‘Jockey’ is a winner for Clifton Collins, Jr.
‘Jockey’ Rated: R for language. Running time: 95. 66⏩/2 (out of 4)
Clifton Collins Jr. has made a career out of being a supporting player. Even if the average moviegoer might not know his name, you know his face and his work. Collins always manages to stand out, whether in a pivotal role like Perry Ellis in “Capote” or a glorified cameo in “Once Upon a Time in Hollywood.” He’s got acting in his blood: His grandfather was character actor Pedro Gonzalez Gonzalez who appeared in a number of John Wayne films, including “Rio Bravo,” and his great uncle was a Hollywood player too.
It was probably inevitable that Collins would eventually find himself on a horse in a Western, not counting the blink and you’ll miss him moment in Quentin Tarantino’s fake show-within-a-show. And he couldn’t have picked a better showcase for his own talents and legacy than “Jockey,” a quiet, moving indie about a champion rider grappling with the end of his own run.
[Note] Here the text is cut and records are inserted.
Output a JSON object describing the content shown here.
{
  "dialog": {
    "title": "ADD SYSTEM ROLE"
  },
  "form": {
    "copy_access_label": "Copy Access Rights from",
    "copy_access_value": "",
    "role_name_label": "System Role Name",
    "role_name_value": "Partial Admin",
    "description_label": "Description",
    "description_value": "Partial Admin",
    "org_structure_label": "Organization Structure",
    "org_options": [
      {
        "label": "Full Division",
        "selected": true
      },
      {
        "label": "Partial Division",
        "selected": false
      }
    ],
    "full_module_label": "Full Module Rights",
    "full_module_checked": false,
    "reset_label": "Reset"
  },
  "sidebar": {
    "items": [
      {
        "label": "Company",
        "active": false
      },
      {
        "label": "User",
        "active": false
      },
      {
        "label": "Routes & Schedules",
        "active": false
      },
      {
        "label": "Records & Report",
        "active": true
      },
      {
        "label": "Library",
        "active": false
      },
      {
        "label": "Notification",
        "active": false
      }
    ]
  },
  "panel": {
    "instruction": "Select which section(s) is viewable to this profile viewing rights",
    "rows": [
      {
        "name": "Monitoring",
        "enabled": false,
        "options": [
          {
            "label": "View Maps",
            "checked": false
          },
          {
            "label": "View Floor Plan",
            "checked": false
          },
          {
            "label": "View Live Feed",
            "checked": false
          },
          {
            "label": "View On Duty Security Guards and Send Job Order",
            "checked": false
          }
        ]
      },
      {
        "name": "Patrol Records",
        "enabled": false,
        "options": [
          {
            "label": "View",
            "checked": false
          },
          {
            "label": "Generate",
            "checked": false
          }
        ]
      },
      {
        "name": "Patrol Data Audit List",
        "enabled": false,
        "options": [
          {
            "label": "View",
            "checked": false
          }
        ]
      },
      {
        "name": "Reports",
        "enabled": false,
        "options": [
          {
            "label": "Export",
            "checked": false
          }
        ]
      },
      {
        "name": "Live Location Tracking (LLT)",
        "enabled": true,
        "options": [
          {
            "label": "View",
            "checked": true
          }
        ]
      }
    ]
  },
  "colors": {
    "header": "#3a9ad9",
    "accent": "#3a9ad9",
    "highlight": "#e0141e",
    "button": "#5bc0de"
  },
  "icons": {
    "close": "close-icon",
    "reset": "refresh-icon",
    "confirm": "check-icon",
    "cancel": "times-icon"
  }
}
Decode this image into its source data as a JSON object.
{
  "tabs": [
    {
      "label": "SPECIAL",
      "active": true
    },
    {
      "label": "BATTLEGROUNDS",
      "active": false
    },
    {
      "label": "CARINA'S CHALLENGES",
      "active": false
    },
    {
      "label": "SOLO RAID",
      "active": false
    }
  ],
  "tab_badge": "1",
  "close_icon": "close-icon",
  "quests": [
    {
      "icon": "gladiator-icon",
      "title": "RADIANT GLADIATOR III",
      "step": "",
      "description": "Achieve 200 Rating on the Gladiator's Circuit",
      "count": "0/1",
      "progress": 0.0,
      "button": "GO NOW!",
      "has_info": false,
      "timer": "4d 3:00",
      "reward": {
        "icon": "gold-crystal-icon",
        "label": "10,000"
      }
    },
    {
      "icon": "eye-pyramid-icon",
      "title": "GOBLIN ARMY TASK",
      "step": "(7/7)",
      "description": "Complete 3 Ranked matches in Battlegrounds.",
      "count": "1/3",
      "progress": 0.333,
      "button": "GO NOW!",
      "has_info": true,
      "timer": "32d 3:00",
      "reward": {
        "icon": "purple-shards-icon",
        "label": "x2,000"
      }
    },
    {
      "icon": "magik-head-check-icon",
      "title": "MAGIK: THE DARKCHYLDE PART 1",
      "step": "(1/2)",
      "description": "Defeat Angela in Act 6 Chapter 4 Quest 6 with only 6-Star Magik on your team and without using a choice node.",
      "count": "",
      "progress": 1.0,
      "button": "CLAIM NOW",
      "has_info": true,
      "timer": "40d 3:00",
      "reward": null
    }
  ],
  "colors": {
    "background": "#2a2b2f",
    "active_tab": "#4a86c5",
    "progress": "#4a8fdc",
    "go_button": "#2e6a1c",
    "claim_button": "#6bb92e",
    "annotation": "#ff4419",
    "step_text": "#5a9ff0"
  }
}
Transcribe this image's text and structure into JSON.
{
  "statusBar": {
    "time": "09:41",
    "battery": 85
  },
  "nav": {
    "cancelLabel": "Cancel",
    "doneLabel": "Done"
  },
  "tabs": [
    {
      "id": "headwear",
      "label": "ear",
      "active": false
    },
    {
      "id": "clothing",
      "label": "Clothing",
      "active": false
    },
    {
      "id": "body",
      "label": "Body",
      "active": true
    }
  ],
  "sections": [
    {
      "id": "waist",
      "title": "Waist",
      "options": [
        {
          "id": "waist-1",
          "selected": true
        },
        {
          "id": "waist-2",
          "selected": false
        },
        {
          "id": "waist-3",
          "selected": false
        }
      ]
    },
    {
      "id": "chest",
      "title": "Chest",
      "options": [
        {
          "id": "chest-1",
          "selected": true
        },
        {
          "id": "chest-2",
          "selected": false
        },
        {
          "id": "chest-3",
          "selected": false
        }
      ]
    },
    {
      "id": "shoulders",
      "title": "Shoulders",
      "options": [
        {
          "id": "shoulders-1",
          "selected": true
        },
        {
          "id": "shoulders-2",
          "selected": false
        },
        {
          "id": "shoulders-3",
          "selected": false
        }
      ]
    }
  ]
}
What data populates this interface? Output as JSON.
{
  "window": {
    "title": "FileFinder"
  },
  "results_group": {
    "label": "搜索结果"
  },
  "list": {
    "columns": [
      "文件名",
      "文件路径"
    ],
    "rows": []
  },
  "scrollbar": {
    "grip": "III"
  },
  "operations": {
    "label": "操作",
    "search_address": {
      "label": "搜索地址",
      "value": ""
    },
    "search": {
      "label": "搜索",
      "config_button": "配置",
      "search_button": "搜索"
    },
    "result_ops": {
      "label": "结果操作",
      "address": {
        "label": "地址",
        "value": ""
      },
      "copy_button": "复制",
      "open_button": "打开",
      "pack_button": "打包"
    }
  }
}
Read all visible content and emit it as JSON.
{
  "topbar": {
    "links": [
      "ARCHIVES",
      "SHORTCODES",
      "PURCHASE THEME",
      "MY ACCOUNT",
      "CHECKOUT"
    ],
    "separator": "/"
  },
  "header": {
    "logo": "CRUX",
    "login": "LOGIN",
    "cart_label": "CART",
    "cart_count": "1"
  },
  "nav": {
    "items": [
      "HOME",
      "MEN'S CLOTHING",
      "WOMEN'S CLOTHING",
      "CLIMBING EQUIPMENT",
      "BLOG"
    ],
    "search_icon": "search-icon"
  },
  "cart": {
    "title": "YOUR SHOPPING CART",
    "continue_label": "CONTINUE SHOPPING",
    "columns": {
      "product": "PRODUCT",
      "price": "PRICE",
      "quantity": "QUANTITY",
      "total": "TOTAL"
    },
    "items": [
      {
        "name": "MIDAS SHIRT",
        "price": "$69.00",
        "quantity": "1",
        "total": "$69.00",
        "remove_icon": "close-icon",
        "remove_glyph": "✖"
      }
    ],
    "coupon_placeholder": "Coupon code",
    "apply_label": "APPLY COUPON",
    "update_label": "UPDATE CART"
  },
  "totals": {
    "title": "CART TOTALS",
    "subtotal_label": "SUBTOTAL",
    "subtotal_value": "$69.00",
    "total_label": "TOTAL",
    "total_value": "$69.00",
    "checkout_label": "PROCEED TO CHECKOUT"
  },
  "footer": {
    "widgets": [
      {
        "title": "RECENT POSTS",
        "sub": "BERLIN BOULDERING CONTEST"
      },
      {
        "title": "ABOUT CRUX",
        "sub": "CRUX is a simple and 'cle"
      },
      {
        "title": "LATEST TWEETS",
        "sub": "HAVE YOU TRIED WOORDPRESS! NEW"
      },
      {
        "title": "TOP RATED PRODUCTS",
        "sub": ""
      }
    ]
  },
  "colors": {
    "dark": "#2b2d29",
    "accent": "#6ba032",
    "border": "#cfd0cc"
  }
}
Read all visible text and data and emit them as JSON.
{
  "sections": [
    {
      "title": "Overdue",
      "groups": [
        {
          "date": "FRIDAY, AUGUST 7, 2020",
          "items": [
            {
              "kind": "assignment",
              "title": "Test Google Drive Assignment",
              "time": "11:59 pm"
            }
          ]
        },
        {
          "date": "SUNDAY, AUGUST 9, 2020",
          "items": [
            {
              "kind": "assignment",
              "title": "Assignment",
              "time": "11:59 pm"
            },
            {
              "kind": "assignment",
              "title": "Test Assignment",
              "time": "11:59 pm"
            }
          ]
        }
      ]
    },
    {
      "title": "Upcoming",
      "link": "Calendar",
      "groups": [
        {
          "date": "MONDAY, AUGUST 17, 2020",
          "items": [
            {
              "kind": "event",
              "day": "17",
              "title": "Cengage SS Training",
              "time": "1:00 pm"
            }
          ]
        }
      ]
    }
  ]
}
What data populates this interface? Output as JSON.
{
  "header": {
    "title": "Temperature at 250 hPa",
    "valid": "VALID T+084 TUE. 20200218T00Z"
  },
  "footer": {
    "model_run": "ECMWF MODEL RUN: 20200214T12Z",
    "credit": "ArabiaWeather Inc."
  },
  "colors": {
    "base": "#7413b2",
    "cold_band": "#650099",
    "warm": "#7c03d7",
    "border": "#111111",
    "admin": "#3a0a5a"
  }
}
“Jockey” is the directorial debut of Clint Bentley, who basically grew up on the racetrack alongside his jockey father. He wanted to show the jockey lifestyle as it really is, which he felt was lacking in films about the grueling profession. That might be a little debatable, and it’s not dissimilar in tone and ambition to Chloe Zhao’s rodeo film “The Rider.” But Collins is there to give a full body performance as Jackson Silva, a legend in his time who has suffered a few too many broken backs along the way and might need to hang up his spurs sooner than he’d like.
Intensifying this already fraught moment is the arrival of two complications: A 19-year-old kid with jockey dreams, Gabriel (Moises Arias), who claims he’s Jackson’s son, and a oncein-a-lifetime champion horse that Jackson is not going to pass off to some young buck for the big race. Molly Parker plays his boss, Ruth, who wants to give Jackson another shot, but can see the toll the years and riding
Bentley clearly has a love for this peculiar lifestyle, in which already rail thin men are forever striving to lose another pound or two and whose bodies are ravaged by the sport. He shows the track (a real, working racetrack) and the riders beautifully, if a little romantically. It always seems to be magic hour when cinematographer Adolpho Veloso’s cameras are rolling, and all the characters get a wistful monologue or folksy truism to spout out while the colorful sky turns to night.
Realism might have been the goal, but Bentley employs a very familiar indie film framework to tell the story that could be best summed up as Sundanceverite, right down to its cool score by none other than Aaron and Bryce Dessner of The National. That’s not a bad thing — it’s a timetested style for a reason — but this isn’t exactly a film that’s full of surprises.
And yet the framework, as predictable as it is, works because of the sincerity behind the endeavor and the depth of Collins’ performance. He is the heart and soul of “Jockey,” and no one who gives it a chance will be forgetting his name anytime soon.